* _SOURCE DATA_

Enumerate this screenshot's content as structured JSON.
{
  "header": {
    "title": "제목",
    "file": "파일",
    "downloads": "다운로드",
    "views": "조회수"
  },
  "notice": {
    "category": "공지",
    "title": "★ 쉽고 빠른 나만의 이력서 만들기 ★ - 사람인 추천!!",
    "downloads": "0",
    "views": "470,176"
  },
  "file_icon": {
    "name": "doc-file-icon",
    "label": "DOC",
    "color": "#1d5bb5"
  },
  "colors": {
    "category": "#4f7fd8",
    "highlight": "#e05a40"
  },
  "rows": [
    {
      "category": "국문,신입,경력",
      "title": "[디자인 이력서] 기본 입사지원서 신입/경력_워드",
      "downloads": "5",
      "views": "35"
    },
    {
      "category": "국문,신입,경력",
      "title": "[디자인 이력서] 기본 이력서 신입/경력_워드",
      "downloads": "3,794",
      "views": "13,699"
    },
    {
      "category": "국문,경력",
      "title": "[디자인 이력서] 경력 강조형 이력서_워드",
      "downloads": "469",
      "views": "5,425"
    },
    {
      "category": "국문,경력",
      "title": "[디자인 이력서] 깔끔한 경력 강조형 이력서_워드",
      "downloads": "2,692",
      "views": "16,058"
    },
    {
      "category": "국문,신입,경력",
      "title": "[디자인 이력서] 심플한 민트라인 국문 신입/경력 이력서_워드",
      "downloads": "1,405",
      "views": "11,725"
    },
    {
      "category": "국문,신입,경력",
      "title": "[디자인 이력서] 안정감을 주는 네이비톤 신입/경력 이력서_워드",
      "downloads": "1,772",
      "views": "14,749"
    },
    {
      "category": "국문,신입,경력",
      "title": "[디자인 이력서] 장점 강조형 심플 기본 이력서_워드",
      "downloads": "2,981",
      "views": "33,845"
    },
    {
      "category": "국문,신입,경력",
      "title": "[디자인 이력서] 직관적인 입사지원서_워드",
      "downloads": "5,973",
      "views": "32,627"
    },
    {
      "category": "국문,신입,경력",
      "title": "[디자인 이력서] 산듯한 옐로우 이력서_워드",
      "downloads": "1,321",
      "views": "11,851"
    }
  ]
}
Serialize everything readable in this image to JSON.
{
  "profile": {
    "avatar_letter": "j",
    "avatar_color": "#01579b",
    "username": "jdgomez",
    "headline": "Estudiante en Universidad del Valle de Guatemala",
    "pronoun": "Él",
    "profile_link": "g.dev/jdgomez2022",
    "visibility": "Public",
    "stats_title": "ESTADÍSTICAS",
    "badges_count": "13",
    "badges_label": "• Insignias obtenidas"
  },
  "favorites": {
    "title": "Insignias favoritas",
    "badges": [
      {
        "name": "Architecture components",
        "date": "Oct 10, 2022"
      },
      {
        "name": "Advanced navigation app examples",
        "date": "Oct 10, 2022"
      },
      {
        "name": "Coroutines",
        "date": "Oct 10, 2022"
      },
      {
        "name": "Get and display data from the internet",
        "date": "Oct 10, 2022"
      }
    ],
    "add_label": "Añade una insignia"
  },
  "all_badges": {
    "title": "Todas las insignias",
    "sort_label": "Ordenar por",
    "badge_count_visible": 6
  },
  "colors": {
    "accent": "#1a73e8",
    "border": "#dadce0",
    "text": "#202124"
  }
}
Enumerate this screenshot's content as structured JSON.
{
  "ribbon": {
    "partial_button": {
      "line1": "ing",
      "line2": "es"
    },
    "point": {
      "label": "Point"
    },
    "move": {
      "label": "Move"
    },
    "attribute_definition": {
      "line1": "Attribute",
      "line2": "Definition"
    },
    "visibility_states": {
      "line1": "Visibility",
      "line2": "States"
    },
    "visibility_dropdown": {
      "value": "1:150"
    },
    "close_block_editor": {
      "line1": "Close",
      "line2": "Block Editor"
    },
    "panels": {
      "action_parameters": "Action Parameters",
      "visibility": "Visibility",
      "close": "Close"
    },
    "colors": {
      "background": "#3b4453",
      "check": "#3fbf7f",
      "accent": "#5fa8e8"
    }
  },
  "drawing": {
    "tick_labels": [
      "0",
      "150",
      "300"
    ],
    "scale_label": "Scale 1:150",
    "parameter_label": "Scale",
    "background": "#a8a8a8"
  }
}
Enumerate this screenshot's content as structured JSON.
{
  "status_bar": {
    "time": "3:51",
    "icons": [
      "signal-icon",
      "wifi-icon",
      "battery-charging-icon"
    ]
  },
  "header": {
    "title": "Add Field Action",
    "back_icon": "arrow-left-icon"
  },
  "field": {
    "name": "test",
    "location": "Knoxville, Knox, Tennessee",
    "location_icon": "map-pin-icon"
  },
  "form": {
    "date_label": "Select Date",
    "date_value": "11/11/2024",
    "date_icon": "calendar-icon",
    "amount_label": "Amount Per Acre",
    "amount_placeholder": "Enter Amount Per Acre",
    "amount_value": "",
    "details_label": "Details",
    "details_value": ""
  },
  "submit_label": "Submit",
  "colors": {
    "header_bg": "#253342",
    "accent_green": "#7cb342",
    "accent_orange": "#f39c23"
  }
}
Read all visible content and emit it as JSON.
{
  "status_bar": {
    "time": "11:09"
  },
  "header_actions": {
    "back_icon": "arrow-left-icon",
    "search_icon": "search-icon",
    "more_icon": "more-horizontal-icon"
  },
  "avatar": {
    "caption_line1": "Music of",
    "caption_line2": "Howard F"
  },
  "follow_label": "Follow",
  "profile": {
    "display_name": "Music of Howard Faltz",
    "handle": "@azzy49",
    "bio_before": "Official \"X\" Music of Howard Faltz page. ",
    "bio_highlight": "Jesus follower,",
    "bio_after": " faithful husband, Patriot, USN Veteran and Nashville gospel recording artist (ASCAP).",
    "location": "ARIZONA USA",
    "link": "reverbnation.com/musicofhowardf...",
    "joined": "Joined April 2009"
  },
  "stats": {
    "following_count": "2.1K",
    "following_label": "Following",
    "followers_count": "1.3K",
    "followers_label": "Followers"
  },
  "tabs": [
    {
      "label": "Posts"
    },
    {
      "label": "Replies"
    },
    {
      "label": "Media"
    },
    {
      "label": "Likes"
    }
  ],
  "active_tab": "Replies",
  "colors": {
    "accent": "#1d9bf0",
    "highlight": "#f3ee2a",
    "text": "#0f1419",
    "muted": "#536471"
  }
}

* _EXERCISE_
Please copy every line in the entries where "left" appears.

* _FINAL ANSWER_
    "back_icon": "arrow-left-icon"
    "back_icon": "arrow-left-icon",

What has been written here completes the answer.